A. Grandinetti, J. Keawe’aimoku Kaholokula, H.K. Chang, R. Chen, B.L. Rodriguez, J.S. Melish and J.D. Curb
International Journal of Obesity
Objective: To investigate the relationship between fasting glucose and 2 h glucose with percentage of Hawaiian ancestry and ethnic admixture.
Design: Cross-sectional epidemiological study of type 2 diabetes and heart disease risk factor prevalence among Native Hawaiians.
Subjects: A total of 578 Native Hawaiians residing in two rural communities were examined between 1993 and 1996. Sample sizes in statistical analyses varied due to missing data and selection criteria based on ethnic ancestry.
Measurements: Percentage of Hawaiian ancestry and non-Hawaiian ethnic admixture, assessed by self-report. Fasting and 2 h post glucose challenge plasma glucose levels. Anthropometric measures (height, weight, waist and hip circumferences). Self-report of diet and physical activity. Medical history.
Results: Increased Hawaiian blood quantum was significantly associated with increased fasting glucose (P=0.0047), increased body mass index (BMI; P<0.0001), waist-to-hip ratio (WHR; P=0.0103), and age (P<0.0001), but not with leisure time physical activity and total dietary caloric intake. This association was attenuated after adjusting for BMI and WHR, but not by age-adjustment alone. However, when the effects of descent from other ethnic groups was examined in a subset of participants, full-Hawaiians had significantly higher fasting glucose concentrations (7.28 mmol/l) than part-Hawaiians after adjustments for age, gender, BMI and WHR. In contrast, part-Hawaiians of predominantly Asian ancestry had the highest 2 h glucose concentrations (7.62 mmol/l).
Conclusion: These results suggest that ethnic admixture may be an important, but extremely complex, factor concerning the high prevalence of type 2 diabetes observed among this population.
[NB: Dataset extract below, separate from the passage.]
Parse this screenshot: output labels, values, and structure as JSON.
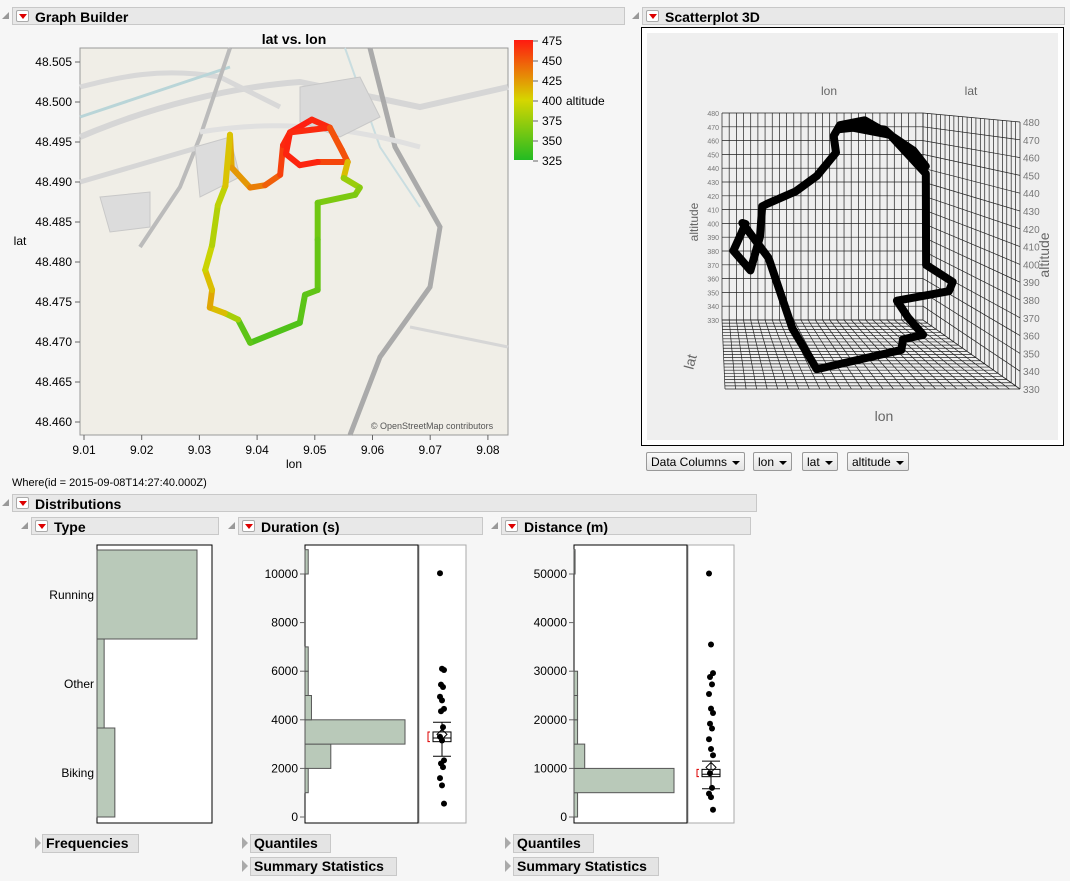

The complexity of this relationship may have obscured the relationship between ancestry and glucose tolerance in earlier observations of this population.